- 46 percent agree Maryland has lost out on economic growth to neighboring states because of our state’s policies on hydraulic fracturing; 34 percent disagree.
Residents were asked about their perceptions concerning sources of pollution in the Chesapeake Bay.
- 60 percent view agricultural pollutants as a major source.
- 59 percent view waste water pollutants as a major source.
- 52 percent view fossil fuels pollutants as a major source.
- 35 percent view storm water runoff as a major source.
- 34 percent view home and yard pollutants as a major source.
- 27 percent view sediment from upstream from places such as the Conowingo Dam as a major source.
Marylanders were also asked to weigh in on the much-debated storm water management fee, commonly called the “rain tax.”
About half of the respondents to the survey were given a question with the phrase “rain tax” included. The other half of respondents were given the same questions without the inclusion of the phrase “rain tax.”
For respondents who received the question without “rain tax” included:
- 51 percent oppose residents paying a storm water management fee to offset environmental damage to the Chesapeake Bay caused by runoff from surfaces such as driveways, roofs, and sidewalks; 46 percent support it.
For respondents who received the question with “rain tax” included:
- 62 percent oppose residents paying a storm water management fee—sometimes called the “rain tax”—to offset environmental damage to the Chesapeake Bay caused by runoff from surfaces such as driveways, roofs, and sidewalks; 36 percent support it.
“While most increases or additional fees are met with public scrutiny, few have received the amount of sustained negative attention and public outcry as the storm water management fee,” said Mileah Kromer, director of the Sarah T. Hughes Field Politics Center. “Our results show that residents do not view runoff from their properties as a major source of pollution in the bay.

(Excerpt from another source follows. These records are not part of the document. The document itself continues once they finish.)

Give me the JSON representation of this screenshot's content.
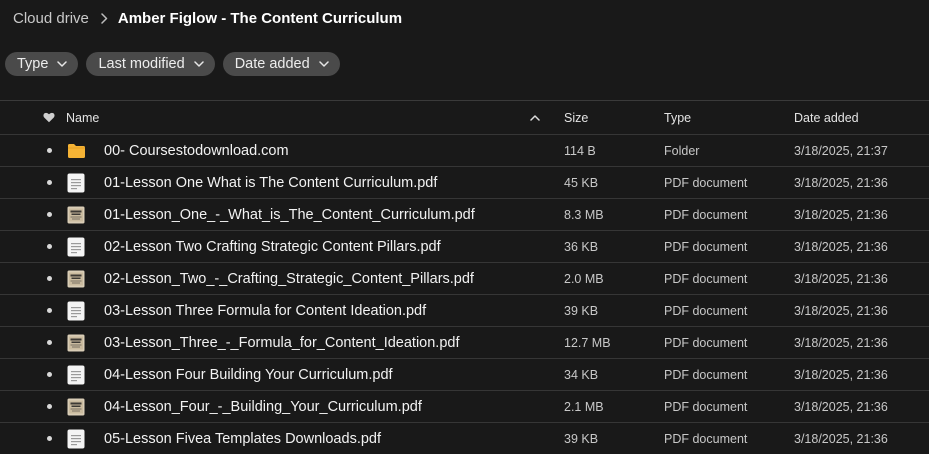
{
  "breadcrumb": {
    "root": "Cloud drive",
    "current": "Amber Figlow - The Content Curriculum"
  },
  "filters": [
    {
      "label": "Type"
    },
    {
      "label": "Last modified"
    },
    {
      "label": "Date added"
    }
  ],
  "columns": {
    "name": "Name",
    "size": "Size",
    "type": "Type",
    "date_added": "Date added"
  },
  "rows": [
    {
      "name": "00- Coursestodownload.com",
      "size": "114 B",
      "type": "Folder",
      "date_added": "3/18/2025, 21:37",
      "icon": "folder-icon"
    },
    {
      "name": "01-Lesson One What is The Content Curriculum.pdf",
      "size": "45 KB",
      "type": "PDF document",
      "date_added": "3/18/2025, 21:36",
      "icon": "document-icon"
    },
    {
      "name": "01-Lesson_One_-_What_is_The_Content_Curriculum.pdf",
      "size": "8.3 MB",
      "type": "PDF document",
      "date_added": "3/18/2025, 21:36",
      "icon": "pdf-thumbnail-icon"
    },
    {
      "name": "02-Lesson Two Crafting Strategic Content Pillars.pdf",
      "size": "36 KB",
      "type": "PDF document",
      "date_added": "3/18/2025, 21:36",
      "icon": "document-icon"
    },
    {
      "name": "02-Lesson_Two_-_Crafting_Strategic_Content_Pillars.pdf",
      "size": "2.0 MB",
      "type": "PDF document",
      "date_added": "3/18/2025, 21:36",
      "icon": "pdf-thumbnail-icon"
    },
    {
      "name": "03-Lesson Three Formula for Content Ideation.pdf",
      "size": "39 KB",
      "type": "PDF document",
      "date_added": "3/18/2025, 21:36",
      "icon": "document-icon"
    },
    {
      "name": "03-Lesson_Three_-_Formula_for_Content_Ideation.pdf",
      "size": "12.7 MB",
      "type": "PDF document",
      "date_added": "3/18/2025, 21:36",
      "icon": "pdf-thumbnail-icon"
    },
    {
      "name": "04-Lesson Four Building Your Curriculum.pdf",
      "size": "34 KB",
      "type": "PDF document",
      "date_added": "3/18/2025, 21:36",
      "icon": "document-icon"
    },
    {
      "name": "04-Lesson_Four_-_Building_Your_Curriculum.pdf",
      "size": "2.1 MB",
      "type": "PDF document",
      "date_added": "3/18/2025, 21:36",
      "icon": "pdf-thumbnail-icon"
    },
    {
      "name": "05-Lesson Fivea Templates Downloads.pdf",
      "size": "39 KB",
      "type": "PDF document",
      "date_added": "3/18/2025, 21:36",
      "icon": "document-icon"
    }
  ],
  "colors": {
    "background": "#191919",
    "chip": "#4a4a4a",
    "folder": "#f5b335",
    "divider": "#363636"
  }
}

Couple this perception with major tax and fee fatigue among residents and add in the politically savvy labeling of the storm water management fee as a tax on the rain, and you have a major headache for environmentalists and likeminded Democrats in the state.”
Marijuana and Heroin

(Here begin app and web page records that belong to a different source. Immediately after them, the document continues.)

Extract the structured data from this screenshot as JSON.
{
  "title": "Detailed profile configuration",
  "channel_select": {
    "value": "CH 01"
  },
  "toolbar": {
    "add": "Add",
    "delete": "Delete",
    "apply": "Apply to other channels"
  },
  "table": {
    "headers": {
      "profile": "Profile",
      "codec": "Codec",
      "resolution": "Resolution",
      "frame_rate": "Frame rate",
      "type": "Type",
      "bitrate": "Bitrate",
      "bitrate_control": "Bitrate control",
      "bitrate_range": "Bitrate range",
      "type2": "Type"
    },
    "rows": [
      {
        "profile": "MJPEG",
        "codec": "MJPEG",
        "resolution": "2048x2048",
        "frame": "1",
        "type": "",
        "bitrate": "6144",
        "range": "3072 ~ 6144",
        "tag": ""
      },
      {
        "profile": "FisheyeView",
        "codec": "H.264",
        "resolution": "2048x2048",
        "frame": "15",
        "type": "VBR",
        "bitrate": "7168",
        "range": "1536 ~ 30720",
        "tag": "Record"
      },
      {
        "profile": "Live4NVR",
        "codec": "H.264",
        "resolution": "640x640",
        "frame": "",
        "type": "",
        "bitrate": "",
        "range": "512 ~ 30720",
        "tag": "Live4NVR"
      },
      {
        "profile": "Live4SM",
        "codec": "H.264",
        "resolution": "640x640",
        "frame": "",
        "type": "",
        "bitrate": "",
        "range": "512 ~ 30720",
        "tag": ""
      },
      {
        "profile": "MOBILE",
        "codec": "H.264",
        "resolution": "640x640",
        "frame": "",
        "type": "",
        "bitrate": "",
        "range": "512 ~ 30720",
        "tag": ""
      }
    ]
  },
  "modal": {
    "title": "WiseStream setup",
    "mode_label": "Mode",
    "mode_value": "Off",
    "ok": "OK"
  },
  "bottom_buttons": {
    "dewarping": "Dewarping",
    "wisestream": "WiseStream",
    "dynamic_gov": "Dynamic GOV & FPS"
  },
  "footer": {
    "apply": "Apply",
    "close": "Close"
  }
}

Fifty-two percent of Marylanders support making the use of marijuana legal in Maryland; 44 percent oppose.
When asked which substance is the most harmful to a person’s overall health, 46 percent say tobacco is the most harmful, followed by alcohol (22 percent), and sugar (13 percent). Eight percent think marijuana is more harmful to a person’s overall health than tobacco, alcohol, or sugar.
Fifty-five percent disagree that marijuana is a “gateway drug”—i.e., it leads to the use of hard drugs; 43 percent of respondents agree.

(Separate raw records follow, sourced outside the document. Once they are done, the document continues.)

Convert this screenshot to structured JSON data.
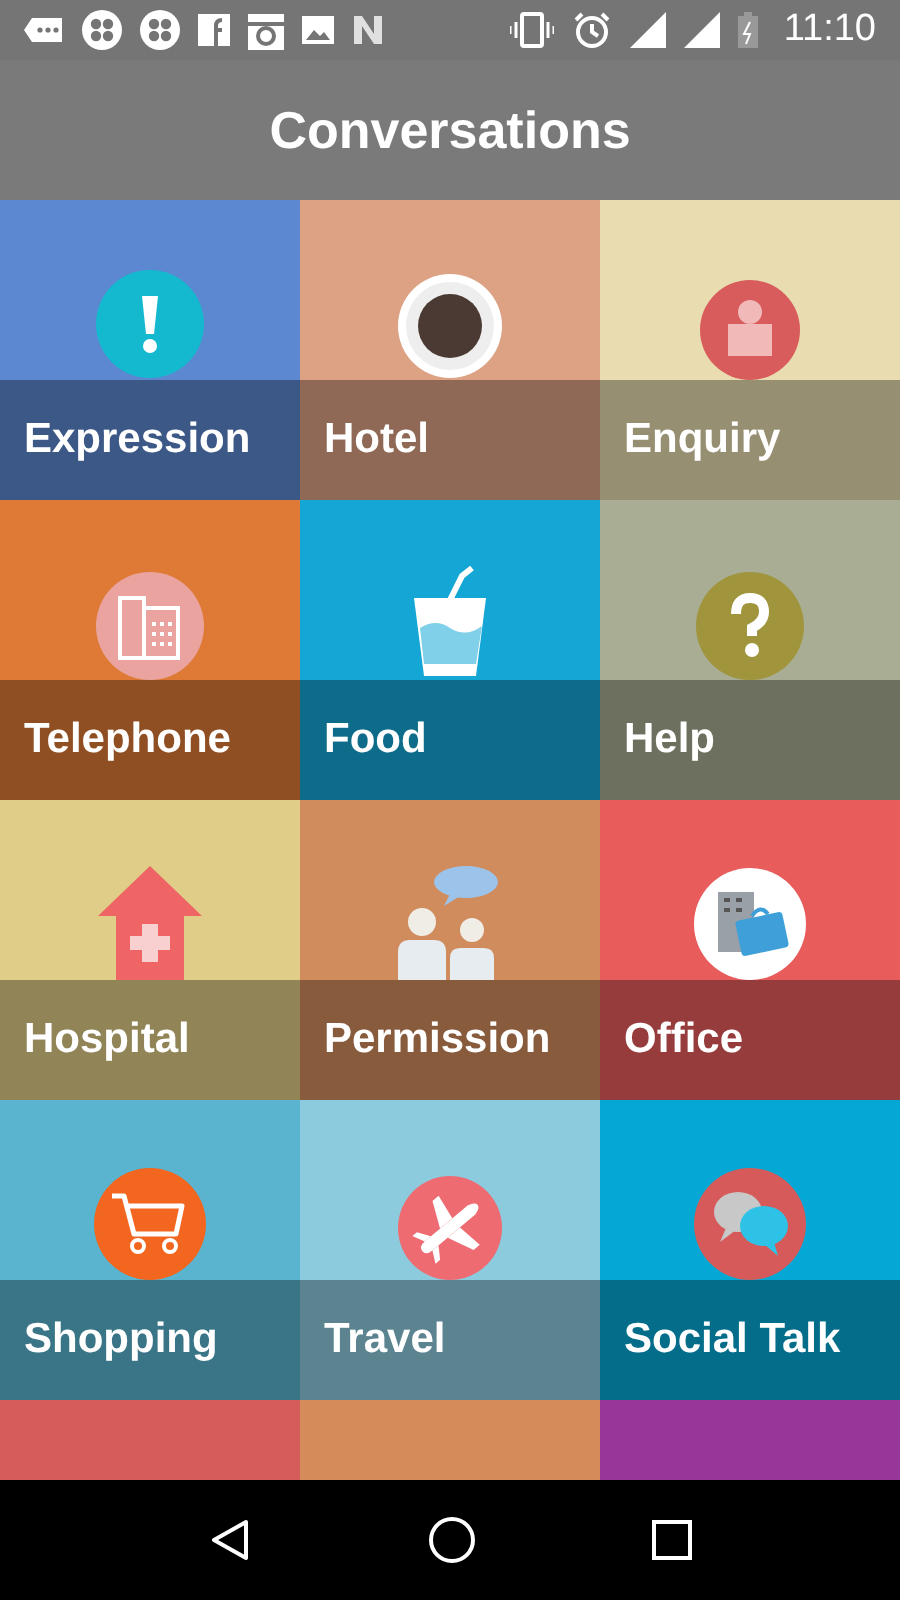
{
  "status_bar": {
    "time": "11:10"
  },
  "title": "Conversations",
  "tiles": [
    {
      "label": "Expression",
      "color": "#5b88d0"
    },
    {
      "label": "Hotel",
      "color": "#dca283"
    },
    {
      "label": "Enquiry",
      "color": "#e8dcb0"
    },
    {
      "label": "Telephone",
      "color": "#de7a35"
    },
    {
      "label": "Food",
      "color": "#14a6d4"
    },
    {
      "label": "Help",
      "color": "#a9ad93"
    },
    {
      "label": "Hospital",
      "color": "#dfcd88"
    },
    {
      "label": "Permission",
      "color": "#d18c5e"
    },
    {
      "label": "Office",
      "color": "#e85c5c"
    },
    {
      "label": "Shopping",
      "color": "#5ab4d0"
    },
    {
      "label": "Travel",
      "color": "#8ccbdd"
    },
    {
      "label": "Social Talk",
      "color": "#05a8d5"
    }
  ],
  "more_tiles": [
    {
      "color": "#d65c5c"
    },
    {
      "color": "#d58c5a"
    },
    {
      "color": "#98379a"
    }
  ]
}
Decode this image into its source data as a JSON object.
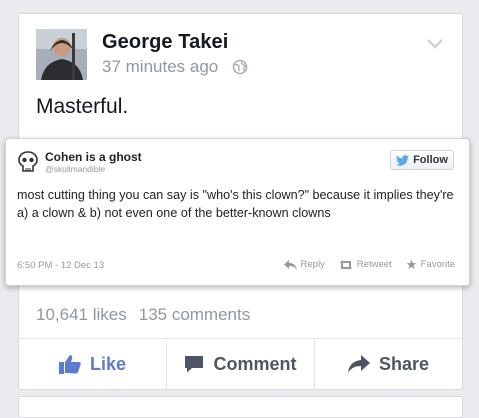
{
  "post": {
    "author": "George Takei",
    "time": "37 minutes ago",
    "text": "Masterful.",
    "likes": "10,641 likes",
    "comments": "135 comments"
  },
  "tweet": {
    "name": "Cohen is a ghost",
    "handle": "@skullmandible",
    "follow_label": "Follow",
    "text": "most cutting thing you can say is \"who's this clown?\" because it implies they're a) a clown & b) not even one of the better-known clowns",
    "date": "6:50 PM - 12 Dec 13",
    "reply_label": "Reply",
    "retweet_label": "Retweet",
    "favorite_label": "Favorite"
  },
  "actions": {
    "like": "Like",
    "comment": "Comment",
    "share": "Share"
  },
  "colors": {
    "accent_blue": "#5b7bd5",
    "twitter_blue": "#55acee",
    "muted_text": "#9197a3"
  },
  "icons": [
    "globe-icon",
    "chevron-down-icon",
    "skull-icon",
    "twitter-bird-icon",
    "reply-icon",
    "retweet-icon",
    "favorite-star-icon",
    "thumbs-up-icon",
    "comment-icon",
    "share-arrow-icon"
  ]
}
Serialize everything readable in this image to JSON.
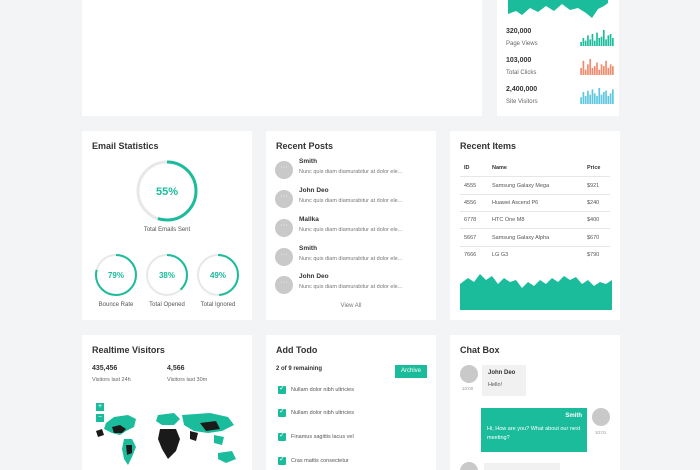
{
  "colors": {
    "accent": "#1bbc9b",
    "coral": "#f08a6c",
    "sky": "#5bc6df",
    "muted": "#c9c9c9"
  },
  "site_stats": [
    {
      "value": "320,000",
      "label": "Page Views",
      "color": "#1bbc9b",
      "bars": [
        3,
        6,
        4,
        8,
        5,
        9,
        4,
        10,
        6,
        7,
        12,
        5,
        8,
        9,
        6
      ]
    },
    {
      "value": "103,000",
      "label": "Total Clicks",
      "color": "#f08a6c",
      "bars": [
        4,
        8,
        3,
        6,
        9,
        4,
        5,
        7,
        3,
        6,
        5,
        8,
        4,
        6,
        5
      ]
    },
    {
      "value": "2,400,000",
      "label": "Site Visitors",
      "color": "#5bc6df",
      "bars": [
        5,
        9,
        6,
        10,
        7,
        11,
        8,
        6,
        12,
        7,
        9,
        10,
        6,
        8,
        11
      ]
    }
  ],
  "email": {
    "title": "Email Statistics",
    "main": {
      "percent": 55,
      "text": "55%",
      "label": "Total Emails Sent"
    },
    "small": [
      {
        "percent": 79,
        "text": "79%",
        "label": "Bounce Rate"
      },
      {
        "percent": 38,
        "text": "38%",
        "label": "Total Opened"
      },
      {
        "percent": 49,
        "text": "49%",
        "label": "Total Ignored"
      }
    ]
  },
  "posts": {
    "title": "Recent Posts",
    "items": [
      {
        "name": "Smith",
        "text": "Nunc quis diam diamurabitur at dolor ele..."
      },
      {
        "name": "John Deo",
        "text": "Nunc quis diam diamurabitur at dolor ele..."
      },
      {
        "name": "Mallka",
        "text": "Nunc quis diam diamurabitur at dolor ele..."
      },
      {
        "name": "Smith",
        "text": "Nunc quis diam diamurabitur at dolor ele..."
      },
      {
        "name": "John Deo",
        "text": "Nunc quis diam diamurabitur at dolor ele..."
      }
    ],
    "view_all": "View All"
  },
  "items": {
    "title": "Recent Items",
    "headers": [
      "ID",
      "Name",
      "Price"
    ],
    "rows": [
      [
        "4555",
        "Samsung Galaxy Mega",
        "$921"
      ],
      [
        "4556",
        "Huawei Ascend P6",
        "$240"
      ],
      [
        "6778",
        "HTC One M8",
        "$400"
      ],
      [
        "5667",
        "Samsung Galaxy Alpha",
        "$670"
      ],
      [
        "7666",
        "LG G3",
        "$790"
      ]
    ]
  },
  "visitors": {
    "title": "Realtime Visitors",
    "stats": [
      {
        "value": "435,456",
        "label": "Visitors last 24h"
      },
      {
        "value": "4,566",
        "label": "Visitors last 30m"
      }
    ],
    "zoom_in": "+",
    "zoom_out": "−"
  },
  "todo": {
    "title": "Add Todo",
    "remaining": "2 of 9 remaining",
    "archive": "Archive",
    "items": [
      "Nullam dolor nibh ultricies",
      "Nullam dolor nibh ultricies",
      "Finamus sagittis lacus vel",
      "Cras mattis consectetur"
    ]
  },
  "chat": {
    "title": "Chat Box",
    "messages": [
      {
        "name": "John Deo",
        "text": "Hello!",
        "time": "10:00"
      },
      {
        "name": "Smith",
        "text": "Hi, How are you? What about our next meeting?",
        "time": "10:01"
      }
    ]
  }
}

Nearly three-quarters of Marylanders view heroin as a major problem in Maryland today; 20 percent think it is a minor problem. Less than 1 percent of residents think it is not a problem at all.
Residents were then asked how the state should address heroin abuse in the state:
- 35 percent think the state should focus on arresting and prosecuting heroin dealers.
- 32 percent think the state should focus on treating and rehabilitating heroin users.
- 23 percent think the state should improve heroin awareness and prevention programs.
- 4 percent think the state should focus on arresting and prosecuting heroin users.
Recent reports of measles have heighted nationwide attention on the subject of childhood vaccinations. In general, most Marylanders agree vaccines are effective at presenting disease (95 percent) and that non-vaccinated people pose a public health risk (83 percent). Nearly three-quarters of respondents think only vaccinated children should be allowed to attend public and private schools.
For more information, including the survey methodology and survey question design, please click here.
Additional crosstabs of the survey results are available upon request, and Mileah Kromer, the director of the Sarah T. Hughes Field Politics Center, is available for comment. She can be reached at email@example.com or 410-337-3296. For additional media requests, please contact Kristen Pinheiro, senior director ofcommunications, at 443-253-3680 or firstname.lastname@example.org.